Watt says heraldry, which must follow strict form, has a certain magic about it. “Even though the number of colours that can be used are limited, and the number of elements are limited, they can be put together in infinitely inventive ways,” he explains. Being a chief herald may sound like a snooty job, but the office was created by a very unaffected man, David Crombie, former

cabinet minister in the Mulroney government and the former “tiny, perfect” mayor of Toronto.

Crombie, as secretary of state, first met Watt in 1986 when the latter was director of the Vancouver Museum. As Watt took Crombie on a tour of his institution to view aboriginal art, he began to talk with passion about his hobby heraldry. He noted that native peoples have long been using their own form of heraldry—depicting stories through representations of ravens, wolves, stars and other natural elements. Crombie, who says he bores his family and neighbours with “my fascination with history,” became intrigued by Watt’s suggestion that Canada have its own herald.

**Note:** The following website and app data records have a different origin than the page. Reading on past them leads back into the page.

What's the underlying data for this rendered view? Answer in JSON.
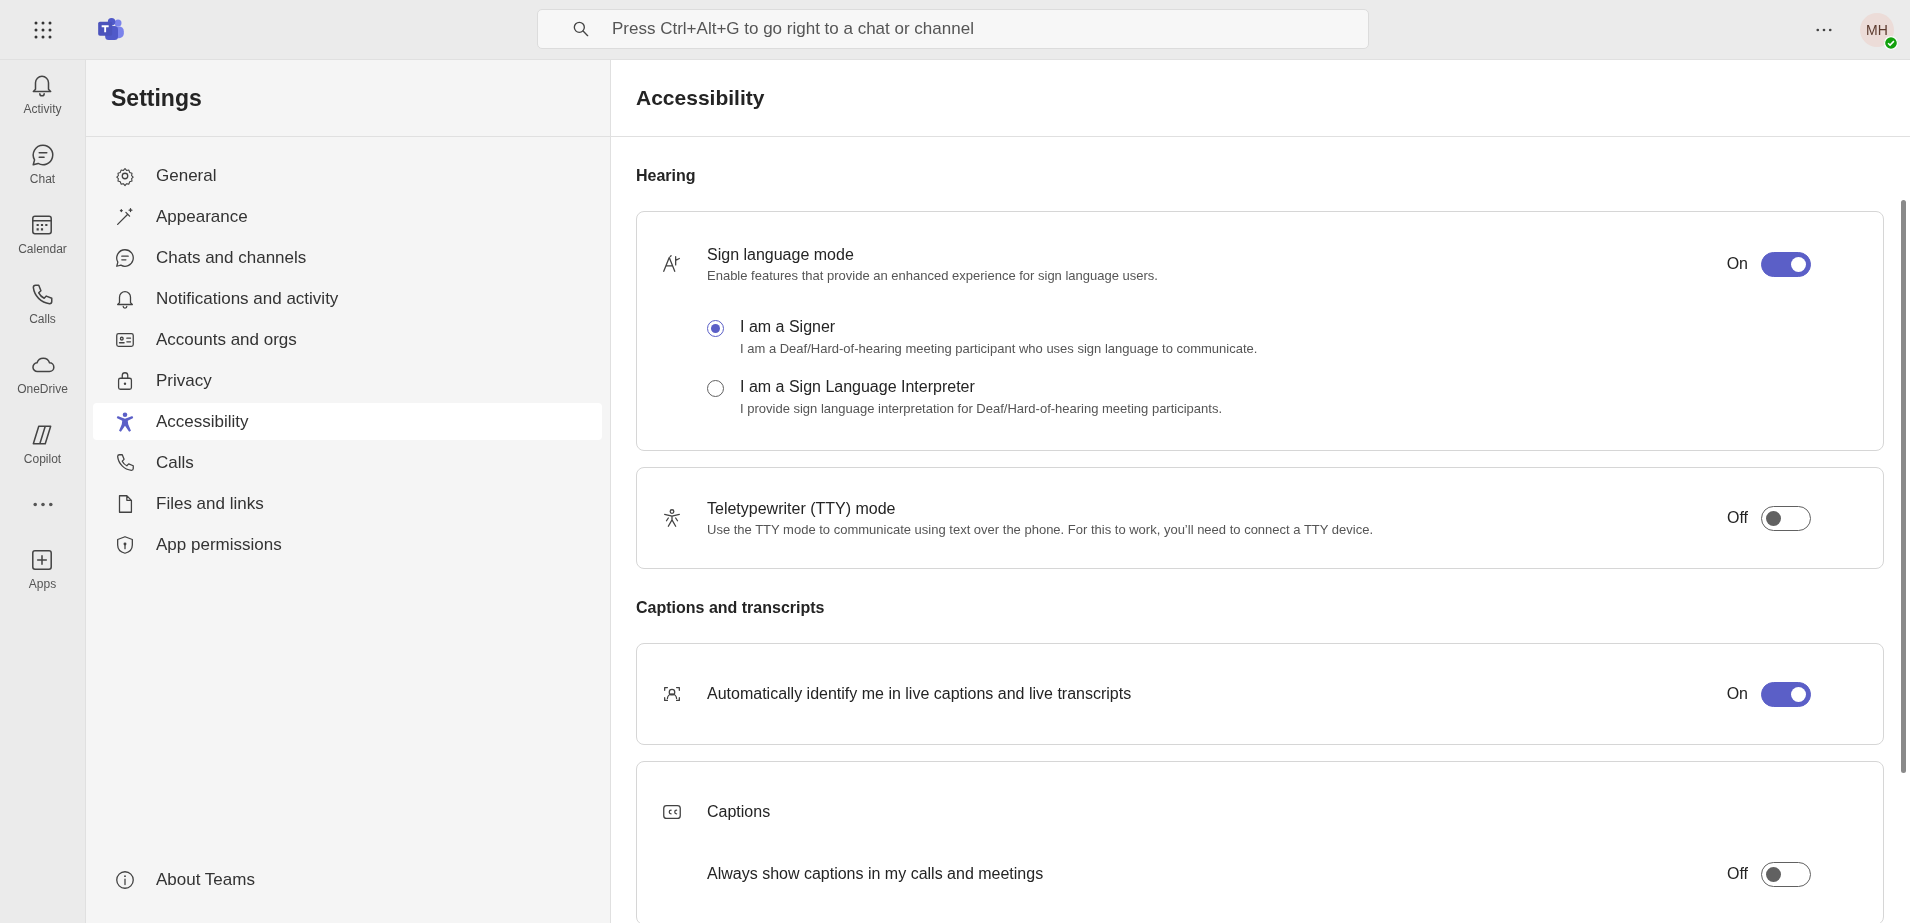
{
  "top_bar": {
    "search": {
      "placeholder": "Press Ctrl+Alt+G to go right to a chat or channel"
    },
    "avatar": {
      "initials": "MH",
      "available": true
    }
  },
  "app_rail": {
    "items": [
      {
        "label": "Activity"
      },
      {
        "label": "Chat"
      },
      {
        "label": "Calendar"
      },
      {
        "label": "Calls"
      },
      {
        "label": "OneDrive"
      },
      {
        "label": "Copilot"
      }
    ],
    "pinned": [
      {
        "label": "Apps"
      }
    ]
  },
  "settings_nav": {
    "title": "Settings",
    "items": [
      {
        "label": "General",
        "selected": false
      },
      {
        "label": "Appearance",
        "selected": false
      },
      {
        "label": "Chats and channels",
        "selected": false
      },
      {
        "label": "Notifications and activity",
        "selected": false
      },
      {
        "label": "Accounts and orgs",
        "selected": false
      },
      {
        "label": "Privacy",
        "selected": false
      },
      {
        "label": "Accessibility",
        "selected": true
      },
      {
        "label": "Calls",
        "selected": false
      },
      {
        "label": "Files and links",
        "selected": false
      },
      {
        "label": "App permissions",
        "selected": false
      }
    ],
    "footer_item": {
      "label": "About Teams"
    }
  },
  "page": {
    "title": "Accessibility",
    "sections": [
      {
        "heading": "Hearing",
        "cards": [
          {
            "title": "Sign language mode",
            "description": "Enable features that provide an enhanced experience for sign language users.",
            "toggle_label": "On",
            "on": true,
            "options": [
              {
                "label": "I am a Signer",
                "description": "I am a Deaf/Hard-of-hearing meeting participant who uses sign language to communicate.",
                "selected": true
              },
              {
                "label": "I am a Sign Language Interpreter",
                "description": "I provide sign language interpretation for Deaf/Hard-of-hearing meeting participants.",
                "selected": false
              }
            ]
          },
          {
            "title": "Teletypewriter (TTY) mode",
            "description": "Use the TTY mode to communicate using text over the phone. For this to work, you’ll need to connect a TTY device.",
            "toggle_label": "Off",
            "on": false
          }
        ]
      },
      {
        "heading": "Captions and transcripts",
        "cards": [
          {
            "title": "Automatically identify me in live captions and live transcripts",
            "toggle_label": "On",
            "on": true
          },
          {
            "title": "Captions",
            "rows": [
              {
                "label": "Always show captions in my calls and meetings",
                "toggle_label": "Off",
                "on": false
              }
            ]
          }
        ]
      }
    ]
  }
}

At that time, anyone who wanted a real, registered coat of arms had to apply to Scotland’s Lord Lyon or the Garter King of Arms in England. “It seemed to me that Canadians had their own stories to tell,” Crombie says. He believes having a coat of arms is much like having your own Web home page. “Web sites are simply heraldry in motion,” he says. “A Web page says, ‘Here’s who I am, here’s what I’ve done.’ A coat of arms says the same thing in an iconic way.”

So when Watt was offered the job by then-Gov. Gen. Jeanne Sauvé, he accepted with alacrity. He understood the history of heraldry, one that started when 12th-century knights identified themselves by painting their shields. Later, monarchs began to take on the official role of granting coats of arms to honour subjects, and appointed heralds to register them.

Word has spread about Watt’s work, and lately requests for coats of arms have been flying in—32 from early November to early January alone. “We can barely keep up with it,” says Watt, who earns a salary of $70,000 a year and keeps an office in Vancouver and at Rideau Hall. This week, he will be in Ottawa, to where he commutes twice a month. But despite the dislocation from his family, Watt embraces his official role with tremendous passion. “I’ve always been fascinated about how this very old art form can serve Canadians so wonderfully,” he says. The job may speak of antiquity, but there is nothing old-fashioned about this herald as he ushers his historic traditions into the new millennium.